In “The Story of an Hour,” independence is a forbidden pleasure that can be imagined only privately. When Louise hears from Josephine and Richards of Brently’s death, she reacts with obvious grief, and although her reaction is perhaps more violent than other women’s, it is an appropriate one. Alone, however, Louise begins to realize that she is now an independent woman, a realization that enlivens and excites her. Even though these are her private thoughts, she at first tries to squelch the joy she feels, to “beat it back with her will.” Such resistance reveals how forbidden this pleasure really is. When she finally does acknowledge the joy, she feels possessed by it and must abandon herself to it as the word free escapes her lips. Louise’s life offers no refuge for this kind of joy, and the rest of society will never accept it or understand it. Extreme circumstances have given Louise a taste of this forbidden fruit, and her thoughts are, in turn, extreme. She sees her life as being absolutely hers and her new independence as the core of her being. Overwhelmed, Louise even turns to prayer, hoping for a long life in which to enjoy this feeling. When Brently returns, he unwittingly yanks Louise’s independence away from her, putting it once again out of her reach. The forbidden joy disappears as quickly as it came, but the taste of it is enough to kill her.
The Inherent Oppressiveness of Marriage

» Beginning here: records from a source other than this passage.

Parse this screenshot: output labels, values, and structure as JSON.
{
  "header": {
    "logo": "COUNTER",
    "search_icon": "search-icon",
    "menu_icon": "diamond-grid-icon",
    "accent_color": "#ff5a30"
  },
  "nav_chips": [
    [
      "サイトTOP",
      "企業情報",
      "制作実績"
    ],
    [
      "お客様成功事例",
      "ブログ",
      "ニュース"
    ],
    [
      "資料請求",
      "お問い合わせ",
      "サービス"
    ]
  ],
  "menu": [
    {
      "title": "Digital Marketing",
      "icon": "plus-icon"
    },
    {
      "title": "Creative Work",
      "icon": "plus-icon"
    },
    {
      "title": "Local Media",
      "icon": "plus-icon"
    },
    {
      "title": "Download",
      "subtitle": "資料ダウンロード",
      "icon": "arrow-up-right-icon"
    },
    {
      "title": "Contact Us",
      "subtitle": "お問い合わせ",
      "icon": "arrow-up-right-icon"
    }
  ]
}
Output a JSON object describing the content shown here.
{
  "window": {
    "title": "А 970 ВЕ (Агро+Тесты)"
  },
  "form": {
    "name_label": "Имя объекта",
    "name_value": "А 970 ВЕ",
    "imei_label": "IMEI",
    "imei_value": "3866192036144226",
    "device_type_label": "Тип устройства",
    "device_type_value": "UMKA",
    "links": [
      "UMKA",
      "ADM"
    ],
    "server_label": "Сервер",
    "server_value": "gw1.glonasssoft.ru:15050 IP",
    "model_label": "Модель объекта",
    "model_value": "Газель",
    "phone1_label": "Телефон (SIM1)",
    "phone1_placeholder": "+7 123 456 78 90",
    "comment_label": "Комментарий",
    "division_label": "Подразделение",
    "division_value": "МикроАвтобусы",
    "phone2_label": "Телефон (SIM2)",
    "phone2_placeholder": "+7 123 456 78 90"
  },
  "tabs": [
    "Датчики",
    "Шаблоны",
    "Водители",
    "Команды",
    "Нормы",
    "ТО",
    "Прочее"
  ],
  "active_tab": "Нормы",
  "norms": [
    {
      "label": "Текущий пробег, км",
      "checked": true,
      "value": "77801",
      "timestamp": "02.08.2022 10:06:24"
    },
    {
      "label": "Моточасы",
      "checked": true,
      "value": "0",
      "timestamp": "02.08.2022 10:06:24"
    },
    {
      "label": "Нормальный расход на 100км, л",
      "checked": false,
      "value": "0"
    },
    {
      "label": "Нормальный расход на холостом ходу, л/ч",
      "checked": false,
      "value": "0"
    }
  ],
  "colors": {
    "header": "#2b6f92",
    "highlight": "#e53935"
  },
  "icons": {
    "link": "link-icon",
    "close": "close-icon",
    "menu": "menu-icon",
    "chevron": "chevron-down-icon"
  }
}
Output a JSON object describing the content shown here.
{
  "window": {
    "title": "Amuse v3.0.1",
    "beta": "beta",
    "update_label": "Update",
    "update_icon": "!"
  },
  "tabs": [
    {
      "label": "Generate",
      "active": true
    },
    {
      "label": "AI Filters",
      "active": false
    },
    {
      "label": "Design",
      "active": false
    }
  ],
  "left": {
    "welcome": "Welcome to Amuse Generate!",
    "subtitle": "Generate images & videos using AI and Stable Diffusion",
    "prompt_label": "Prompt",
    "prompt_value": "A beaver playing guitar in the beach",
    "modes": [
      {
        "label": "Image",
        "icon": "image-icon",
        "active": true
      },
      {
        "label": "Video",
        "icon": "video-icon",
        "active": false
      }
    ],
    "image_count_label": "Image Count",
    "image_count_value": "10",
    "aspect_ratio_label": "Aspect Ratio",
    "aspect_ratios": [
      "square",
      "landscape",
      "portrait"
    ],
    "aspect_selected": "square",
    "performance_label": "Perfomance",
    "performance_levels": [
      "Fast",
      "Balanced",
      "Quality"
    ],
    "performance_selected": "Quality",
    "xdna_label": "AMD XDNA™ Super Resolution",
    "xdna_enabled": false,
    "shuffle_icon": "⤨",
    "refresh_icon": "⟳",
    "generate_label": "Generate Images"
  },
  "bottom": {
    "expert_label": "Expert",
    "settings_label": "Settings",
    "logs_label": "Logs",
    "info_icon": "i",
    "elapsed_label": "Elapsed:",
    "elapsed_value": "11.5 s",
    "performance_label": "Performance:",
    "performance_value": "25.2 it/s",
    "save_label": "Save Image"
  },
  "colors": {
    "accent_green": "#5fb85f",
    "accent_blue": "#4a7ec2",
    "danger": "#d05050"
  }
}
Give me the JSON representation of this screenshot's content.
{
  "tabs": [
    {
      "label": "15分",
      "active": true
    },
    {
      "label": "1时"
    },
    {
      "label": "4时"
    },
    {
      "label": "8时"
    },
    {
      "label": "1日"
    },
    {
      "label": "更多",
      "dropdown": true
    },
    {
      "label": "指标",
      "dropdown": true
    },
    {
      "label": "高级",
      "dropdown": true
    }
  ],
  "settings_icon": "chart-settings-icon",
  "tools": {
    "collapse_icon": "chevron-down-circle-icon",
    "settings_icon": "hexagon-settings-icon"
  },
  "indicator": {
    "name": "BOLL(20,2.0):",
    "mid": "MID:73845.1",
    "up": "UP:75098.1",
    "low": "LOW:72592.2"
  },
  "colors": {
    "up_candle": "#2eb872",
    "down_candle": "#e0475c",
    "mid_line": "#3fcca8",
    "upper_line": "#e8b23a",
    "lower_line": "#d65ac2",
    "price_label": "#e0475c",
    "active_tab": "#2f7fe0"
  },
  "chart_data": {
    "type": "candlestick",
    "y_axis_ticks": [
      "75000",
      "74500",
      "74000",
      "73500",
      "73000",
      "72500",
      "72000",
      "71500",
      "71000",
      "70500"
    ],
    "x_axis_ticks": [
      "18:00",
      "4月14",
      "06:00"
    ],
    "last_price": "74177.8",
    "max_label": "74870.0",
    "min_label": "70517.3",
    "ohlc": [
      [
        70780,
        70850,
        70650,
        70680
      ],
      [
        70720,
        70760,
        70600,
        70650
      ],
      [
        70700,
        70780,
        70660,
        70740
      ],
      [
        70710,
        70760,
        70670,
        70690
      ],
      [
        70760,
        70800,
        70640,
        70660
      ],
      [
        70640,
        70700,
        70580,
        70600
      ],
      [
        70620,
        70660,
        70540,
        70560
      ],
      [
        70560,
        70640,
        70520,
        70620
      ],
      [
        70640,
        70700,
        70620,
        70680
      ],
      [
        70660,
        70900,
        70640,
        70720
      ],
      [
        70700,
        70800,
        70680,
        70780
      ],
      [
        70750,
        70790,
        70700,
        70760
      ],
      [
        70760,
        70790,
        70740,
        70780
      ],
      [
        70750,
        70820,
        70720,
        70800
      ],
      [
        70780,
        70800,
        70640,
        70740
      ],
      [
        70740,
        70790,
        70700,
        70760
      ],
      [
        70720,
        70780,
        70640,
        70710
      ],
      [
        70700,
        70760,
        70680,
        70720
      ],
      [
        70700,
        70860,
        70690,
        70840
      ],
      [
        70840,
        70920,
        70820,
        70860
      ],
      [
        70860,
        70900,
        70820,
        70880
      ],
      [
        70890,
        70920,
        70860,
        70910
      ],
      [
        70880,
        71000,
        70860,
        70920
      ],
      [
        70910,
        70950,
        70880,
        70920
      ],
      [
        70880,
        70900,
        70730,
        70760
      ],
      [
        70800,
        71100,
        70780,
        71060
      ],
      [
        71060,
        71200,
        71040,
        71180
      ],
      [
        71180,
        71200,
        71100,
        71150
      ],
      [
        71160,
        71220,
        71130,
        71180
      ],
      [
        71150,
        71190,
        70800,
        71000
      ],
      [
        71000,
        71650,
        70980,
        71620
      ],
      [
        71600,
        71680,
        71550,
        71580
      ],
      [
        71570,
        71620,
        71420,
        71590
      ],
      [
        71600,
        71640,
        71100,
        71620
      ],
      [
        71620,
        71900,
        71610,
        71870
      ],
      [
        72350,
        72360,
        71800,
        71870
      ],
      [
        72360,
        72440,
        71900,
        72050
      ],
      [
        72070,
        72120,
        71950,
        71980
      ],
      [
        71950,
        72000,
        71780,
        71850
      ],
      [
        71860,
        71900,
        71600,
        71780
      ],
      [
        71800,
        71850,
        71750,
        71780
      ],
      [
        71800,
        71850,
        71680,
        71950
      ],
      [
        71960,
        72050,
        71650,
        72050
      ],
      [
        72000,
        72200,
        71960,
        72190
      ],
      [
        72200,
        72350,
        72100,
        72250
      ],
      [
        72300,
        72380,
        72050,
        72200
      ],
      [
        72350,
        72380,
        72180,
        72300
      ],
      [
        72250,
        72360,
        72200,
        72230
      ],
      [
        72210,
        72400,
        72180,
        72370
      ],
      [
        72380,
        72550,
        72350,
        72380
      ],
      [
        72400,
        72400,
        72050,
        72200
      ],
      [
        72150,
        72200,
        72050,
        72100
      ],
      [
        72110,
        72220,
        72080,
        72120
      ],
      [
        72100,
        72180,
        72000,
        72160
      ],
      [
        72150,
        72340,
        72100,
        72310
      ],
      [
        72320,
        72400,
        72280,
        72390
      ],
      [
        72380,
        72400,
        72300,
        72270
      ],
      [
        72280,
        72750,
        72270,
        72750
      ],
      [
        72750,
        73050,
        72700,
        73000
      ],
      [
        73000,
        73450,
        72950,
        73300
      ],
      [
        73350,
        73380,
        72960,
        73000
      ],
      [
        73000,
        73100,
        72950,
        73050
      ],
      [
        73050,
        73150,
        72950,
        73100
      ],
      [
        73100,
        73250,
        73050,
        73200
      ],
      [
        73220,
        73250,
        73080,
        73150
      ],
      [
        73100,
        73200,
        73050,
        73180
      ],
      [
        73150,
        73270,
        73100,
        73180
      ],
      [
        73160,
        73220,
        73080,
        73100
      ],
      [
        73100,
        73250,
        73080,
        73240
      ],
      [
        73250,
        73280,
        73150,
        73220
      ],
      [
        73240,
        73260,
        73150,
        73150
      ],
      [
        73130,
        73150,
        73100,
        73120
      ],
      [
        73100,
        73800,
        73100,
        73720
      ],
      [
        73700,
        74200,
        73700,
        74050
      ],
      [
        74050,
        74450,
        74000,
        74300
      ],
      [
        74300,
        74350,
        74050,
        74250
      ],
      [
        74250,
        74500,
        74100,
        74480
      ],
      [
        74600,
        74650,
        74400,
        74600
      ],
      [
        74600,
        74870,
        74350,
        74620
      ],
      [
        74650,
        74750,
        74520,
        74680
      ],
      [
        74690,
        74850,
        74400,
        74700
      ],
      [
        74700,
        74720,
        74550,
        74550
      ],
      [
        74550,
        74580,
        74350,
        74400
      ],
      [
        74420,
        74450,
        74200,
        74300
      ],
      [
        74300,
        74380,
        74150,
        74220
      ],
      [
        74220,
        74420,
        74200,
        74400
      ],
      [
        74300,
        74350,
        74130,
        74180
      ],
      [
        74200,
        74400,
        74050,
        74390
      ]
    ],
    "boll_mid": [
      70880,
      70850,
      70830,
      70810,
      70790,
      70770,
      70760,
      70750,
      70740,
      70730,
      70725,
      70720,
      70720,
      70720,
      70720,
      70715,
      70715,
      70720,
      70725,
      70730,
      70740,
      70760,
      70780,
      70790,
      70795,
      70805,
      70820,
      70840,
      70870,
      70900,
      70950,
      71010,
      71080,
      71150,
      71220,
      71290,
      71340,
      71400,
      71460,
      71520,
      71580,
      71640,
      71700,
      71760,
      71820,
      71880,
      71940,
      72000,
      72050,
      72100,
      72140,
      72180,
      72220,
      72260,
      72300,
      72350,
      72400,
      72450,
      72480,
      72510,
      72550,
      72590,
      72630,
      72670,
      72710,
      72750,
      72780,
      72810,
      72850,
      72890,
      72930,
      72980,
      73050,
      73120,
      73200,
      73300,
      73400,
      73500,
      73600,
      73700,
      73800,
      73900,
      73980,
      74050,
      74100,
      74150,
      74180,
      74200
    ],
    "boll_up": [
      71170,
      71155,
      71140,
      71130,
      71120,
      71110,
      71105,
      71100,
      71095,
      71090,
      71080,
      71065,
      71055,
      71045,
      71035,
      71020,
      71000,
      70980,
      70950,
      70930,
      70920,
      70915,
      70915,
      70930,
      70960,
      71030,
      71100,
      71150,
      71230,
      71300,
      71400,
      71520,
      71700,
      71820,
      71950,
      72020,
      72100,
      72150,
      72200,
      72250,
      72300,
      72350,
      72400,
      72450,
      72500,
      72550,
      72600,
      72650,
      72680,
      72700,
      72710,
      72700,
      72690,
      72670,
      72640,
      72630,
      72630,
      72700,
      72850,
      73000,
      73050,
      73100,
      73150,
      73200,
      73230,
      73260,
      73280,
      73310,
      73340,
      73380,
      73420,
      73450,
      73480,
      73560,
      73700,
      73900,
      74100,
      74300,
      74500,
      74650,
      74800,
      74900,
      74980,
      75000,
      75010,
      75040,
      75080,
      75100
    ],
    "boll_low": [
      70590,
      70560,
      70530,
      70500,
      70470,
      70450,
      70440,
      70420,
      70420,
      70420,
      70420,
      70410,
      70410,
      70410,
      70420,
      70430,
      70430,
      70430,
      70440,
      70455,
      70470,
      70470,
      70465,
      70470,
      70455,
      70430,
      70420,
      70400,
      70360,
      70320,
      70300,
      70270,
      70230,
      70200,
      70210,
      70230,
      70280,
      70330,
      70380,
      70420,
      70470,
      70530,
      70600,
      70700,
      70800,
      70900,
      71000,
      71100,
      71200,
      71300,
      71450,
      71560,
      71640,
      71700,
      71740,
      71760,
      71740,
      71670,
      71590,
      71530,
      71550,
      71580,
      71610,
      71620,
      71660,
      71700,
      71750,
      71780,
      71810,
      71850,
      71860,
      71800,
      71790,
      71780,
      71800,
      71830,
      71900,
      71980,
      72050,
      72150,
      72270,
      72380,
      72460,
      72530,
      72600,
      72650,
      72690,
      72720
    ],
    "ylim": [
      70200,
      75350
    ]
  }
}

Chopin suggests that all marriages, even the kindest ones, are inherently oppressive. Louise, who readily admits that her husband was kind and loving, nonetheless feels joy when she believes that he has died. Her reaction doesn’t suggest any malice, and Louise knows that she’ll cry at Brently’s funeral. However, despite the love between husband and wife, Louise views Brently’s death as a release from oppression. She never names a specific way in which Brently oppressed her, hinting instead that marriage in general stifles both women and men. She